How big does a parlor palm grow?
While the parlor palm is relatively slow-growing, it will gain significant height over a few years. That's why it's a great addition to large, spacious rooms and is named for its common use in parlors. Indoor parlor palms can grow to about six feet in height with proper care, while outdoor plants can grow even more, typically reaching between 12 feet and 16 feet tall.
Parlor palm care and maintenance

Read more
7 vibrant and vivid flowers to brighten your home in March
Cat sniffing daffodils on coffee table.

After a long and frequently gray winter, nothing gets your home ready for spring better than some fresh flowers. Bright-colored flowers and plants can brighten the entire feel of your home and get you prepared for spring cleaning and outdoor activities. Some flowers give off pleasant scents, and all flowers and plants freshen the air, so regardless of what variety you choose, you’ll be literally freshening up the vibe in your house. Flowers have also been found to improve your mood and maintain a relaxed atmosphere, which can be necessary after a long winter inside. Check out our favorite seven vivid flowers to brighten up your home this March.

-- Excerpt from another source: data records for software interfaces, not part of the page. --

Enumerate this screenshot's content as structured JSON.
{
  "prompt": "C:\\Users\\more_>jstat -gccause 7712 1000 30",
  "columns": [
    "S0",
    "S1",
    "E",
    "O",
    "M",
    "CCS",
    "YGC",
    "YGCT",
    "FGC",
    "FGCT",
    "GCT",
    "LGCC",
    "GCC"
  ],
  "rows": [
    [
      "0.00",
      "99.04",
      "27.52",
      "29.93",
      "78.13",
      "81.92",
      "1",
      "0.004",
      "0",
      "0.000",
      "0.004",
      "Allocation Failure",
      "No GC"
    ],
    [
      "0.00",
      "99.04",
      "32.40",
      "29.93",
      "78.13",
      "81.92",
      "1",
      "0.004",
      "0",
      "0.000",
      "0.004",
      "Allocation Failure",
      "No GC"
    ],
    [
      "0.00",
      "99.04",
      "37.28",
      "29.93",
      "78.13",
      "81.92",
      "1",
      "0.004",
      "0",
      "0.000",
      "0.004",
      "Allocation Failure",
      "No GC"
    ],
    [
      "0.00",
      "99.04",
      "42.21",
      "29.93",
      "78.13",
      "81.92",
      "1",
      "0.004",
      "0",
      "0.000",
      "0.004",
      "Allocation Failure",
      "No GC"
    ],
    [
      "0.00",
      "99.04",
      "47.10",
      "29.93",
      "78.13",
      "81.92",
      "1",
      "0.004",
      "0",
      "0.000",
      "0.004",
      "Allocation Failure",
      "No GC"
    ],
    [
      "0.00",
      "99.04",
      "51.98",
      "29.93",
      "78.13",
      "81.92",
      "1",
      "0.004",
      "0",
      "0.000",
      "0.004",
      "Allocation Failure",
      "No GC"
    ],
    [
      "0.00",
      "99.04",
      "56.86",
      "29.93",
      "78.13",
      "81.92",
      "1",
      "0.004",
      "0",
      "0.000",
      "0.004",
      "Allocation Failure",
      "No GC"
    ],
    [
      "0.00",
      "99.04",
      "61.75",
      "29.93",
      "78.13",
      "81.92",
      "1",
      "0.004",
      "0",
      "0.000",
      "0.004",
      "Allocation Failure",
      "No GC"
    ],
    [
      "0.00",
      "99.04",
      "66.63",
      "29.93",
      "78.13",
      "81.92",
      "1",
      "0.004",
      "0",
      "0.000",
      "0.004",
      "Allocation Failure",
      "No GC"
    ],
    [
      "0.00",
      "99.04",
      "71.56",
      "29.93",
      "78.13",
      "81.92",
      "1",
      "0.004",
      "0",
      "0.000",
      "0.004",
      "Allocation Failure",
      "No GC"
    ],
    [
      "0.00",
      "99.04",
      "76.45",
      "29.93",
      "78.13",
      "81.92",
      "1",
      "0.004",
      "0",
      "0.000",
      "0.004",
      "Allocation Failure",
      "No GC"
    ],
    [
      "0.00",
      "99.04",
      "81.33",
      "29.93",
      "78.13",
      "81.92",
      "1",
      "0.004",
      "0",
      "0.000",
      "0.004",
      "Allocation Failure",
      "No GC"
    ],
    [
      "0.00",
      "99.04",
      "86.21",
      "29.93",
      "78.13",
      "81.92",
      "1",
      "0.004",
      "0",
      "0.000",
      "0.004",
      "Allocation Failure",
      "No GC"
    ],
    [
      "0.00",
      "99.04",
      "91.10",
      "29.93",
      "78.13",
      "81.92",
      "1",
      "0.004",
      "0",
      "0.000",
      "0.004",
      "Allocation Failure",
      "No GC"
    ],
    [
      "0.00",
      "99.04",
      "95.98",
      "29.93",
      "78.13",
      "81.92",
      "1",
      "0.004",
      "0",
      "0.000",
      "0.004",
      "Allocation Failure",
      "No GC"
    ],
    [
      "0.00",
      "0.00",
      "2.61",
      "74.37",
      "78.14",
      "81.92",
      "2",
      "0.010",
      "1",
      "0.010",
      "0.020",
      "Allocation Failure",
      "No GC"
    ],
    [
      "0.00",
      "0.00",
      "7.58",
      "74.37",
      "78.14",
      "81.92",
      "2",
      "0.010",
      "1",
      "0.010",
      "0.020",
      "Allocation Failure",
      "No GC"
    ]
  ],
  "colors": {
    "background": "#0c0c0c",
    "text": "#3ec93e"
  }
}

Daffodils
Daffodils are probably one of the most recognizable spring flowers out there. Though typically they are of the yellow variety, over 40 species of daffodils can be white, orange, red, or pink. Since daffodils bloom in early spring, they are a great flower to buy and display in a vase in your home in March. It should be noted daffodils are toxic to cats and dogs if consumed, so be careful if you have pets and make sure your daffodils are out of their reach.

Read more